▶ **Problem description**
The records below must be written out exactly, with every picture left behind.
╭─ Extracted information
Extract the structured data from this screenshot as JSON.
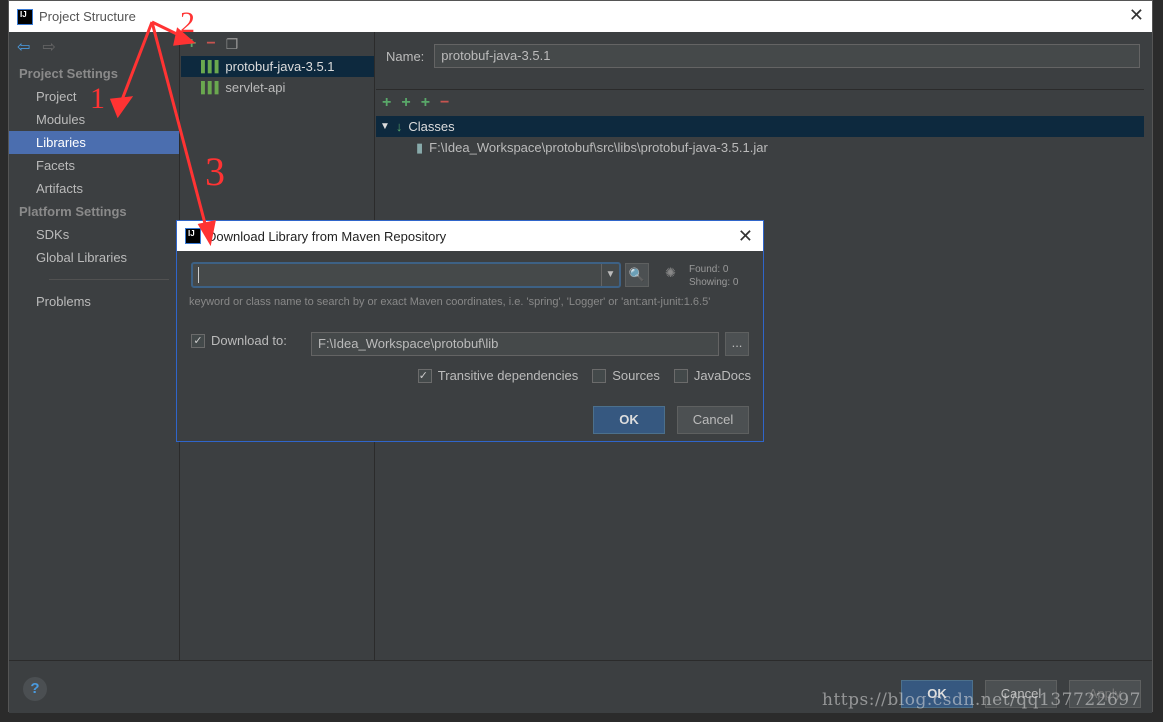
{
  "window": {
    "title": "Project Structure",
    "logo": "IJ"
  },
  "sidebar": {
    "sections": [
      {
        "title": "Project Settings",
        "items": [
          "Project",
          "Modules",
          "Libraries",
          "Facets",
          "Artifacts"
        ]
      },
      {
        "title": "Platform Settings",
        "items": [
          "SDKs",
          "Global Libraries"
        ]
      }
    ],
    "problems": "Problems",
    "selected": "Libraries"
  },
  "libraries": [
    "protobuf-java-3.5.1",
    "servlet-api"
  ],
  "detail": {
    "name_label": "Name:",
    "name_value": "protobuf-java-3.5.1",
    "classes_label": "Classes",
    "jar_path": "F:\\Idea_Workspace\\protobuf\\src\\libs\\protobuf-java-3.5.1.jar"
  },
  "footer": {
    "ok": "OK",
    "cancel": "Cancel",
    "apply": "Apply",
    "help": "?"
  },
  "dialog": {
    "title": "Download Library from Maven Repository",
    "logo": "IJ",
    "search_value": "",
    "found": "Found: 0",
    "showing": "Showing: 0",
    "hint": "keyword or class name to search by or exact Maven coordinates, i.e. 'spring', 'Logger' or 'ant:ant-junit:1.6.5'",
    "download_to_label": "Download to:",
    "download_to_checked": true,
    "download_path": "F:\\Idea_Workspace\\protobuf\\lib",
    "browse": "...",
    "transitive": "Transitive dependencies",
    "transitive_checked": true,
    "sources": "Sources",
    "sources_checked": false,
    "javadocs": "JavaDocs",
    "javadocs_checked": false,
    "ok": "OK",
    "cancel": "Cancel"
  },
  "annotations": [
    "1",
    "2",
    "3"
  ],
  "watermark": "https://blog.csdn.net/qq137722697",
  "colors": {
    "selection": "#4b6eaf",
    "annotation": "#ff3333",
    "ok_button": "#365880"
  }
}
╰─
▶ **Your response**
Extract the structured data from this screenshot as JSON.
{
  "window": {
    "title": "Project Structure",
    "logo": "IJ"
  },
  "sidebar": {
    "sections": [
      {
        "title": "Project Settings",
        "items": [
          "Project",
          "Modules",
          "Libraries",
          "Facets",
          "Artifacts"
        ]
      },
      {
        "title": "Platform Settings",
        "items": [
          "SDKs",
          "Global Libraries"
        ]
      }
    ],
    "problems": "Problems",
    "selected": "Libraries"
  },
  "libraries": [
    "protobuf-java-3.5.1",
    "servlet-api"
  ],
  "detail": {
    "name_label": "Name:",
    "name_value": "protobuf-java-3.5.1",
    "classes_label": "Classes",
    "jar_path": "F:\\Idea_Workspace\\protobuf\\src\\libs\\protobuf-java-3.5.1.jar"
  },
  "footer": {
    "ok": "OK",
    "cancel": "Cancel",
    "apply": "Apply",
    "help": "?"
  },
  "dialog": {
    "title": "Download Library from Maven Repository",
    "logo": "IJ",
    "search_value": "",
    "found": "Found: 0",
    "showing": "Showing: 0",
    "hint": "keyword or class name to search by or exact Maven coordinates, i.e. 'spring', 'Logger' or 'ant:ant-junit:1.6.5'",
    "download_to_label": "Download to:",
    "download_to_checked": true,
    "download_path": "F:\\Idea_Workspace\\protobuf\\lib",
    "browse": "...",
    "transitive": "Transitive dependencies",
    "transitive_checked": true,
    "sources": "Sources",
    "sources_checked": false,
    "javadocs": "JavaDocs",
    "javadocs_checked": false,
    "ok": "OK",
    "cancel": "Cancel"
  },
  "annotations": [
    "1",
    "2",
    "3"
  ],
  "watermark": "https://blog.csdn.net/qq137722697",
  "colors": {
    "selection": "#4b6eaf",
    "annotation": "#ff3333",
    "ok_button": "#365880"
  }
}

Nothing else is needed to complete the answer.